Early morning ER thoughts: Black patients receive pain medication nearly half as often as their white counterparts

In my white and lavender slippers that are just one size too small, I shuffle shakily towards the wheelchair being rolled in my direction. Just a few difficult steps and my tiny, hundred- and thirty-pound frame collapses heavily into the medical chair. The whole time, I am doubled over at the waist, clutching the same solid-gray hospital waste bucket that they had given me on my discharge just yesterday. I cannot even look up as a temperature gauge scans me for fever to enact proper COVID-19 protocols. After the quick scan, I’m rolled, achingly slowly, over to the triage nurse that instantly addresses me by name. I am impressed that they know me so well through my frequency of visits. The nurse asks me standard questions, like what my symptoms were, how long they’ve persisted, and my medical history; all a very slow, painful recounting of the morning’s events. I woke up. I felt pain. And now I am here, simple as that. With registration complete they wheel me over to get some vitals done, my head practically buried in my waste bucket the whole time. I can barely croak out measly responses to their rapid questions. This whole introductory protocol takes about fifteen minutes of sharp, pulsing agony before I am finally wheeled back into a hospital room. My fiancé, having stood sentry and assisted in my care the whole time, helps me climb into the uncomfortable little hospital bed and change into a gown. From there, the second longest wait in this process begins, the wait to actually be seen by a medical professional; the first being the hours spent in sheer pain trying to convince myself not to go to the hospital because of expense and previous gaslighting of my symptoms. It can take minutes, it can take hours, but either way I lay there in the fetal position begging for some semblance of peace in the near future. 

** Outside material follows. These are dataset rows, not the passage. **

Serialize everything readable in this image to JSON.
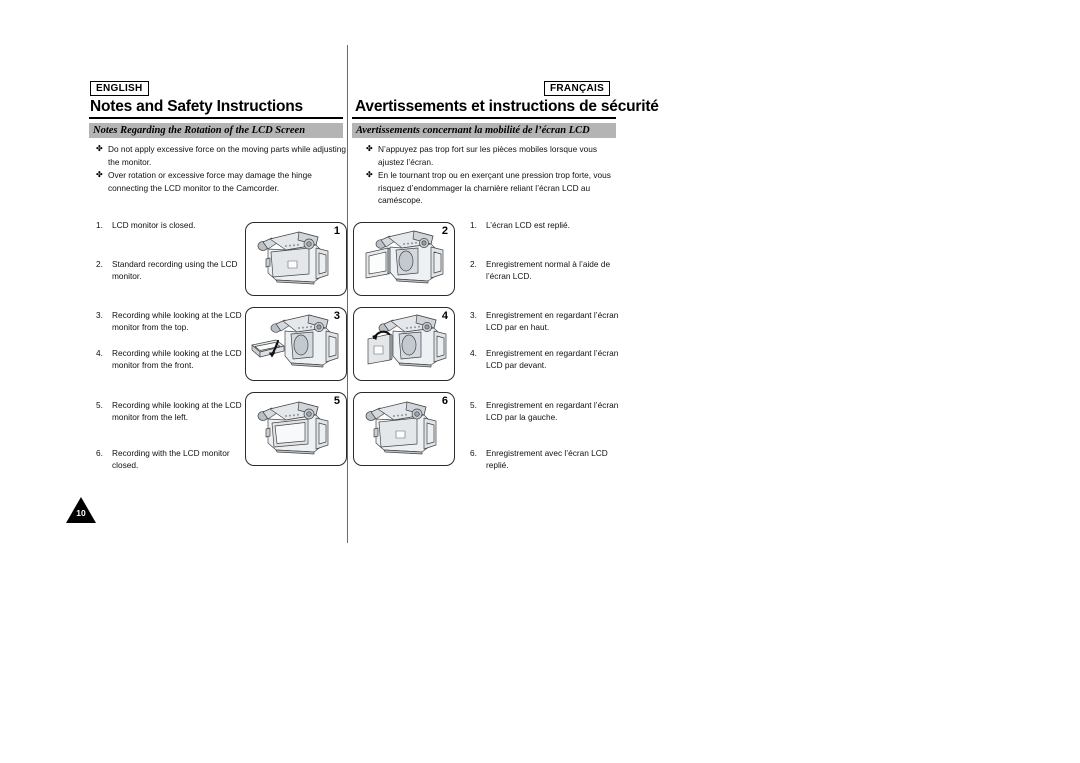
{
  "document": {
    "page_number": "10"
  },
  "left_column": {
    "language_tag": "ENGLISH",
    "heading": "Notes and Safety Instructions",
    "section_title": "Notes Regarding the Rotation of the LCD Screen",
    "bullets": [
      "Do not apply excessive force on the moving parts while adjusting the monitor.",
      "Over rotation or excessive force may damage the hinge connecting the LCD monitor to the Camcorder."
    ],
    "steps": [
      {
        "index": "1.",
        "text": "LCD monitor is closed."
      },
      {
        "index": "2.",
        "text": "Standard recording using the LCD monitor."
      },
      {
        "index": "3.",
        "text": "Recording while looking at the LCD monitor from the top."
      },
      {
        "index": "4.",
        "text": "Recording while looking at the LCD monitor from the front."
      },
      {
        "index": "5.",
        "text": "Recording while looking at the LCD monitor from the left."
      },
      {
        "index": "6.",
        "text": "Recording with the LCD monitor closed."
      }
    ]
  },
  "right_column": {
    "language_tag": "FRANÇAIS",
    "heading": "Avertissements et instructions de sécurité",
    "section_title": "Avertissements concernant la mobilité de l’écran LCD",
    "bullets": [
      "N’appuyez pas trop fort sur les pièces mobiles lorsque vous ajustez l’écran.",
      "En le tournant trop ou en exerçant une pression trop forte, vous risquez d’endommager la charnière reliant l’écran LCD au caméscope."
    ],
    "steps": [
      {
        "index": "1.",
        "text": "L’écran LCD est replié."
      },
      {
        "index": "2.",
        "text": "Enregistrement normal à l’aide de l’écran LCD."
      },
      {
        "index": "3.",
        "text": "Enregistrement en regardant l’écran LCD par en haut."
      },
      {
        "index": "4.",
        "text": "Enregistrement en regardant l’écran LCD par devant."
      },
      {
        "index": "5.",
        "text": "Enregistrement en regardant l’écran LCD par la gauche."
      },
      {
        "index": "6.",
        "text": "Enregistrement avec l’écran LCD replié."
      }
    ]
  },
  "figures": [
    {
      "label": "1",
      "caption_key": "lcd-closed-rear-view"
    },
    {
      "label": "2",
      "caption_key": "lcd-open-standard"
    },
    {
      "label": "3",
      "caption_key": "lcd-rotated-from-top"
    },
    {
      "label": "4",
      "caption_key": "lcd-rotated-from-front"
    },
    {
      "label": "5",
      "caption_key": "lcd-facing-left"
    },
    {
      "label": "6",
      "caption_key": "lcd-closed-outward"
    }
  ],
  "bullet_marker": "✤",
  "colors": {
    "band_gray": "#b4b4b4",
    "rule_black": "#000000",
    "divider_gray": "#6b6b6b",
    "body_camera": "#e9ecef",
    "shade_camera": "#c8ced4"
  }
}
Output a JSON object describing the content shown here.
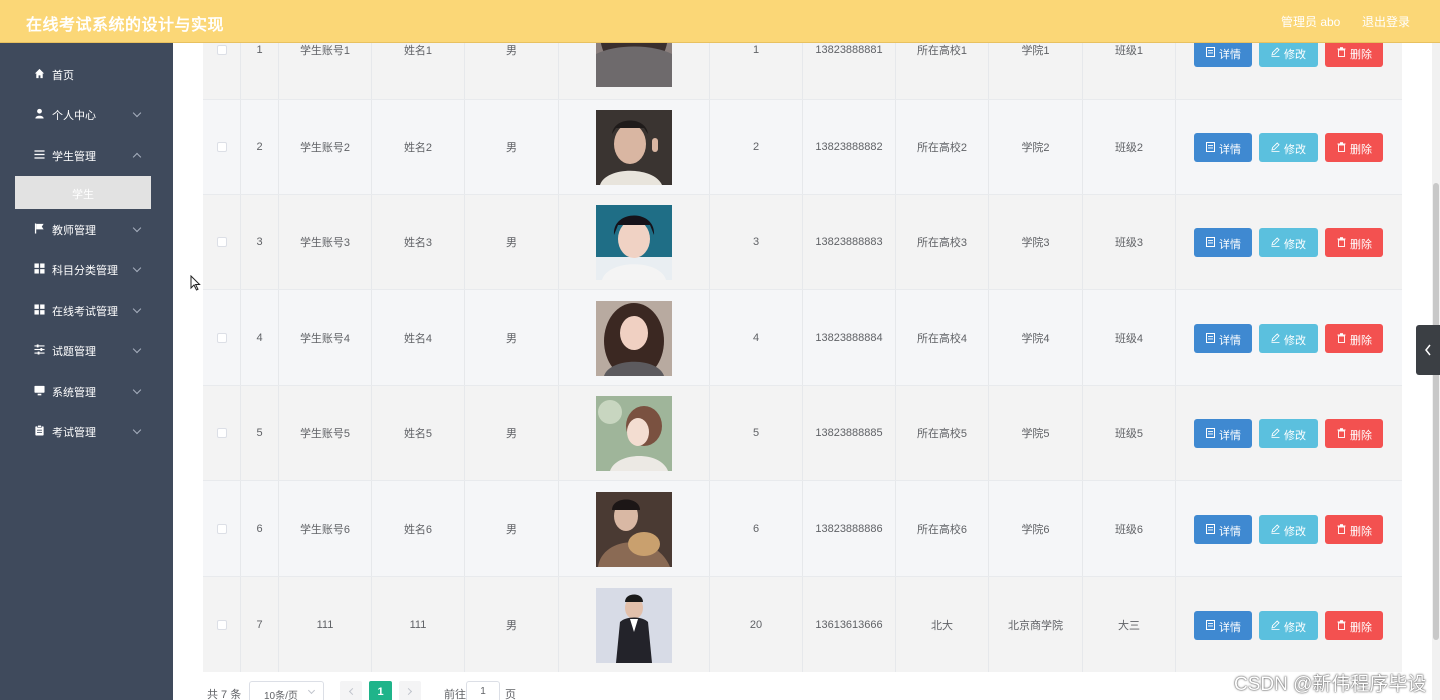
{
  "header": {
    "title": "在线考试系统的设计与实现",
    "admin_label": "管理员 abo",
    "logout_label": "退出登录",
    "bg_color": "#fbd777"
  },
  "sidebar": {
    "bg_color": "#3f4a5c",
    "items": [
      {
        "label": "首页",
        "icon": "home-icon",
        "has_children": false
      },
      {
        "label": "个人中心",
        "icon": "user-icon",
        "has_children": true
      },
      {
        "label": "学生管理",
        "icon": "list-icon",
        "has_children": true
      },
      {
        "label": "教师管理",
        "icon": "flag-icon",
        "has_children": true
      },
      {
        "label": "科目分类管理",
        "icon": "grid-icon",
        "has_children": true
      },
      {
        "label": "在线考试管理",
        "icon": "grid-icon",
        "has_children": true
      },
      {
        "label": "试题管理",
        "icon": "sliders-icon",
        "has_children": true
      },
      {
        "label": "系统管理",
        "icon": "monitor-icon",
        "has_children": true
      },
      {
        "label": "考试管理",
        "icon": "clipboard-icon",
        "has_children": true
      }
    ],
    "active_submenu": "学生"
  },
  "table": {
    "rows": [
      {
        "index": "1",
        "account": "学生账号1",
        "name": "姓名1",
        "gender": "男",
        "age": "1",
        "phone": "13823888881",
        "school": "所在高校1",
        "college": "学院1",
        "class": "班级1"
      },
      {
        "index": "2",
        "account": "学生账号2",
        "name": "姓名2",
        "gender": "男",
        "age": "2",
        "phone": "13823888882",
        "school": "所在高校2",
        "college": "学院2",
        "class": "班级2"
      },
      {
        "index": "3",
        "account": "学生账号3",
        "name": "姓名3",
        "gender": "男",
        "age": "3",
        "phone": "13823888883",
        "school": "所在高校3",
        "college": "学院3",
        "class": "班级3"
      },
      {
        "index": "4",
        "account": "学生账号4",
        "name": "姓名4",
        "gender": "男",
        "age": "4",
        "phone": "13823888884",
        "school": "所在高校4",
        "college": "学院4",
        "class": "班级4"
      },
      {
        "index": "5",
        "account": "学生账号5",
        "name": "姓名5",
        "gender": "男",
        "age": "5",
        "phone": "13823888885",
        "school": "所在高校5",
        "college": "学院5",
        "class": "班级5"
      },
      {
        "index": "6",
        "account": "学生账号6",
        "name": "姓名6",
        "gender": "男",
        "age": "6",
        "phone": "13823888886",
        "school": "所在高校6",
        "college": "学院6",
        "class": "班级6"
      },
      {
        "index": "7",
        "account": "111",
        "name": "111",
        "gender": "男",
        "age": "20",
        "phone": "13613613666",
        "school": "北大",
        "college": "北京商学院",
        "class": "大三"
      }
    ],
    "actions": {
      "detail_label": "详情",
      "edit_label": "修改",
      "delete_label": "删除",
      "detail_color": "#3f89d1",
      "edit_color": "#5bc0de",
      "delete_color": "#f35150"
    }
  },
  "pagination": {
    "total_label": "共 7 条",
    "page_size_label": "10条/页",
    "current_page": "1",
    "goto_prefix": "前往",
    "goto_value": "1",
    "goto_suffix": "页",
    "active_color": "#1fb48a"
  },
  "watermark": "CSDN @新伟程序毕设"
}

I think it was probably the umpteenth time of being stuck with a needle that I finally stopped responding to the pinch entirely. It was incomparable to the hot pain snaking through my abdomen at the moment. After waiting what feels like decades for a doctor to appear, there are a few medical interventions that can or cannot be enacted dictated solely by the doctor’s bias. The most common line I hear in the ER is, “We will not be prescribing you any narcotics”, as they claim it will do more damage than this frequent, intense, vomit-inducing pain will. An ignorant and empty observation from my perspective, as I know that I have far more knowledge from my direct experiences of living with this ailment than this half-empty opinion based in historic racial discrimination. 

Black patients receive pain medication nearly half as often as their white counterparts. This is exactly the situation presented to me as I have been told directly that it is their personal bias dictating this decision and have even brought it up myself; which ends up with the doctor shutting down any further conversation with the frustration almost akin to a child’s fit. I am hurting. I am in pain. I need a serious medication to stop that yet next door I can hear a man getting prescribed four milligrams of morphine for his inexplicable “back pain”. And yes, before you ask, he was an older gentleman of white complexion. For what I have to fight for, they are given so liberally without argument. The result of such medical ignorance is me, a scrawny twenty-one-year-old, writhing in agony for hours with no true medical aid. I tell them which medicines do nothing; they administer them anyway. I tell them what actually works, they just turn away. I am entirely powerless here and all I beg for, with every aching minute, is for someone to open their heart and help me. It hurts and I am hurt, and the American healthcare system continues to fail and ignore me. 

(Image Credit: Shannon Wright / Today)

About Sierra Snead

Sierra Snead is studies Biochemistry and Molecular Biology at Stockton University, working towards social activism when not studying towards her future in medicine. You can reach her under the Twitter handle @1sierrasnead, or on Instagram as sierra.snead.